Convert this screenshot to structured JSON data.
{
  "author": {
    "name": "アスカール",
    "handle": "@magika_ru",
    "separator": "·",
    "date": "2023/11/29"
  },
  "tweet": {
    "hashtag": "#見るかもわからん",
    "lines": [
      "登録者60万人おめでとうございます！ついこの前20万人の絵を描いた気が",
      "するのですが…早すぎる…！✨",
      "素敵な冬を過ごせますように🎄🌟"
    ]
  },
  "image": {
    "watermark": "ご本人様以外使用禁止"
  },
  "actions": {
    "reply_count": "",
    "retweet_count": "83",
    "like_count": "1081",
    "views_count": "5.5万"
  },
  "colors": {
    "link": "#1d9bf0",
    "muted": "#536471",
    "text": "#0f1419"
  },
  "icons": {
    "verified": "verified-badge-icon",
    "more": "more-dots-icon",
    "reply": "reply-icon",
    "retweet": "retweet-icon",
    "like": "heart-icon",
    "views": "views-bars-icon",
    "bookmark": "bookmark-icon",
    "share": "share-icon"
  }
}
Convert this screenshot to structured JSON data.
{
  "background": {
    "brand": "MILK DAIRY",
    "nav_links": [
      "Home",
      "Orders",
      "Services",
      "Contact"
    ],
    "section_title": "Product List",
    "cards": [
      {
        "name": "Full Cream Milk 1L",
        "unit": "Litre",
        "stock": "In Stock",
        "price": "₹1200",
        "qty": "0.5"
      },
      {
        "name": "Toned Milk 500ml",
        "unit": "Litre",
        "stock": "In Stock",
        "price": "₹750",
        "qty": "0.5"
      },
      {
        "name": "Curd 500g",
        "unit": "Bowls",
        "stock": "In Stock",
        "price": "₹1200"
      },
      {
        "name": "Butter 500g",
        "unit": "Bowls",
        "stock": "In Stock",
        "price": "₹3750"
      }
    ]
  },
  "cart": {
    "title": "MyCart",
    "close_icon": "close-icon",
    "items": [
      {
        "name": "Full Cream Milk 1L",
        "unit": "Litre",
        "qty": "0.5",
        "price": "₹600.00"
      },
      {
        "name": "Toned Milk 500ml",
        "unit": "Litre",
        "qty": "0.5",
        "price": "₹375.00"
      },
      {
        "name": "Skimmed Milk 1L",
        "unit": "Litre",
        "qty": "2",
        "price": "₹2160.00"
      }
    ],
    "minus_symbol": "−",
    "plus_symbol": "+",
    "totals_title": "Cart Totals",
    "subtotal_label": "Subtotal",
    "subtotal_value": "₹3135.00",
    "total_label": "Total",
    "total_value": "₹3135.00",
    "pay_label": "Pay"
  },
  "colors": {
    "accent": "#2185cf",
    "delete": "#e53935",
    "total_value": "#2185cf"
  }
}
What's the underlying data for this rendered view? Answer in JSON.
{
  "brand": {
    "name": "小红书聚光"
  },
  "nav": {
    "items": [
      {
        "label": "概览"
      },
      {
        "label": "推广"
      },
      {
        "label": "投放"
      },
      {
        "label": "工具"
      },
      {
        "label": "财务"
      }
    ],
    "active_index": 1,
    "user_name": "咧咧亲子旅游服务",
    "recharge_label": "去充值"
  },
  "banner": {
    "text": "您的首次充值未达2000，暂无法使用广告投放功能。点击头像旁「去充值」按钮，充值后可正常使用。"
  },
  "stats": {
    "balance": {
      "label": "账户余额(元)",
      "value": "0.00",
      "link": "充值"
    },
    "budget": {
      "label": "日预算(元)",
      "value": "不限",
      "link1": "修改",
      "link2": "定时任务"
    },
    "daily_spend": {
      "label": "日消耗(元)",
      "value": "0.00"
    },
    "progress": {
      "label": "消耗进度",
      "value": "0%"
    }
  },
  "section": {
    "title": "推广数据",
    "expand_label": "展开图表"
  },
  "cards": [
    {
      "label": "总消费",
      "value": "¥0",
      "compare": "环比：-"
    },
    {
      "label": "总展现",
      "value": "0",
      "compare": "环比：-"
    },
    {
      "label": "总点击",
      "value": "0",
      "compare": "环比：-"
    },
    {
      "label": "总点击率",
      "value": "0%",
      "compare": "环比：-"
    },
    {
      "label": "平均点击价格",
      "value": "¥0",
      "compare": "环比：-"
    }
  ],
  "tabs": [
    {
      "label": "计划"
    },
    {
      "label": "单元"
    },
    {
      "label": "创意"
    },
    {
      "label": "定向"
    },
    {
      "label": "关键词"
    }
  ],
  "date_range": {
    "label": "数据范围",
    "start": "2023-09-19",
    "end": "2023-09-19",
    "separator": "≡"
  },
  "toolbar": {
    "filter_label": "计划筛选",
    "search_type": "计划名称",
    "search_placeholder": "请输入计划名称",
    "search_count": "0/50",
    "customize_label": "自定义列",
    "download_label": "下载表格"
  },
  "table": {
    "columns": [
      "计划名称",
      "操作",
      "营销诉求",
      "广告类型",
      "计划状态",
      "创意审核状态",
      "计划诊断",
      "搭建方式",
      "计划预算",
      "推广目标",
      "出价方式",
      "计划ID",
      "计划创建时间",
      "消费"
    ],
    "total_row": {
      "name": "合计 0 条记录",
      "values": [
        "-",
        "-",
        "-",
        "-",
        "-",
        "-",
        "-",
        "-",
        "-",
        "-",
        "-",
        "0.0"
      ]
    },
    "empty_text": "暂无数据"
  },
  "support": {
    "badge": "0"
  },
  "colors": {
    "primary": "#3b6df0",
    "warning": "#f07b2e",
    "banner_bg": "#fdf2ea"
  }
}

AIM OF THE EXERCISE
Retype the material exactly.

RESPONSE TO THIS TASK
Convert this screenshot to structured JSON data.
{
  "author": {
    "name": "アスカール",
    "handle": "@magika_ru",
    "separator": "·",
    "date": "2023/11/29"
  },
  "tweet": {
    "hashtag": "#見るかもわからん",
    "lines": [
      "登録者60万人おめでとうございます！ついこの前20万人の絵を描いた気が",
      "するのですが…早すぎる…！✨",
      "素敵な冬を過ごせますように🎄🌟"
    ]
  },
  "image": {
    "watermark": "ご本人様以外使用禁止"
  },
  "actions": {
    "reply_count": "",
    "retweet_count": "83",
    "like_count": "1081",
    "views_count": "5.5万"
  },
  "colors": {
    "link": "#1d9bf0",
    "muted": "#536471",
    "text": "#0f1419"
  },
  "icons": {
    "verified": "verified-badge-icon",
    "more": "more-dots-icon",
    "reply": "reply-icon",
    "retweet": "retweet-icon",
    "like": "heart-icon",
    "views": "views-bars-icon",
    "bookmark": "bookmark-icon",
    "share": "share-icon"
  }
}
Convert this screenshot to structured JSON data.
{
  "background": {
    "brand": "MILK DAIRY",
    "nav_links": [
      "Home",
      "Orders",
      "Services",
      "Contact"
    ],
    "section_title": "Product List",
    "cards": [
      {
        "name": "Full Cream Milk 1L",
        "unit": "Litre",
        "stock": "In Stock",
        "price": "₹1200",
        "qty": "0.5"
      },
      {
        "name": "Toned Milk 500ml",
        "unit": "Litre",
        "stock": "In Stock",
        "price": "₹750",
        "qty": "0.5"
      },
      {
        "name": "Curd 500g",
        "unit": "Bowls",
        "stock": "In Stock",
        "price": "₹1200"
      },
      {
        "name": "Butter 500g",
        "unit": "Bowls",
        "stock": "In Stock",
        "price": "₹3750"
      }
    ]
  },
  "cart": {
    "title": "MyCart",
    "close_icon": "close-icon",
    "items": [
      {
        "name": "Full Cream Milk 1L",
        "unit": "Litre",
        "qty": "0.5",
        "price": "₹600.00"
      },
      {
        "name": "Toned Milk 500ml",
        "unit": "Litre",
        "qty": "0.5",
        "price": "₹375.00"
      },
      {
        "name": "Skimmed Milk 1L",
        "unit": "Litre",
        "qty": "2",
        "price": "₹2160.00"
      }
    ],
    "minus_symbol": "−",
    "plus_symbol": "+",
    "totals_title": "Cart Totals",
    "subtotal_label": "Subtotal",
    "subtotal_value": "₹3135.00",
    "total_label": "Total",
    "total_value": "₹3135.00",
    "pay_label": "Pay"
  },
  "colors": {
    "accent": "#2185cf",
    "delete": "#e53935",
    "total_value": "#2185cf"
  }
}
What's the underlying data for this rendered view? Answer in JSON.
{
  "brand": {
    "name": "小红书聚光"
  },
  "nav": {
    "items": [
      {
        "label": "概览"
      },
      {
        "label": "推广"
      },
      {
        "label": "投放"
      },
      {
        "label": "工具"
      },
      {
        "label": "财务"
      }
    ],
    "active_index": 1,
    "user_name": "咧咧亲子旅游服务",
    "recharge_label": "去充值"
  },
  "banner": {
    "text": "您的首次充值未达2000，暂无法使用广告投放功能。点击头像旁「去充值」按钮，充值后可正常使用。"
  },
  "stats": {
    "balance": {
      "label": "账户余额(元)",
      "value": "0.00",
      "link": "充值"
    },
    "budget": {
      "label": "日预算(元)",
      "value": "不限",
      "link1": "修改",
      "link2": "定时任务"
    },
    "daily_spend": {
      "label": "日消耗(元)",
      "value": "0.00"
    },
    "progress": {
      "label": "消耗进度",
      "value": "0%"
    }
  },
  "section": {
    "title": "推广数据",
    "expand_label": "展开图表"
  },
  "cards": [
    {
      "label": "总消费",
      "value": "¥0",
      "compare": "环比：-"
    },
    {
      "label": "总展现",
      "value": "0",
      "compare": "环比：-"
    },
    {
      "label": "总点击",
      "value": "0",
      "compare": "环比：-"
    },
    {
      "label": "总点击率",
      "value": "0%",
      "compare": "环比：-"
    },
    {
      "label": "平均点击价格",
      "value": "¥0",
      "compare": "环比：-"
    }
  ],
  "tabs": [
    {
      "label": "计划"
    },
    {
      "label": "单元"
    },
    {
      "label": "创意"
    },
    {
      "label": "定向"
    },
    {
      "label": "关键词"
    }
  ],
  "date_range": {
    "label": "数据范围",
    "start": "2023-09-19",
    "end": "2023-09-19",
    "separator": "≡"
  },
  "toolbar": {
    "filter_label": "计划筛选",
    "search_type": "计划名称",
    "search_placeholder": "请输入计划名称",
    "search_count": "0/50",
    "customize_label": "自定义列",
    "download_label": "下载表格"
  },
  "table": {
    "columns": [
      "计划名称",
      "操作",
      "营销诉求",
      "广告类型",
      "计划状态",
      "创意审核状态",
      "计划诊断",
      "搭建方式",
      "计划预算",
      "推广目标",
      "出价方式",
      "计划ID",
      "计划创建时间",
      "消费"
    ],
    "total_row": {
      "name": "合计 0 条记录",
      "values": [
        "-",
        "-",
        "-",
        "-",
        "-",
        "-",
        "-",
        "-",
        "-",
        "-",
        "-",
        "0.0"
      ]
    },
    "empty_text": "暂无数据"
  },
  "support": {
    "badge": "0"
  },
  "colors": {
    "primary": "#3b6df0",
    "warning": "#f07b2e",
    "banner_bg": "#fdf2ea"
  }
}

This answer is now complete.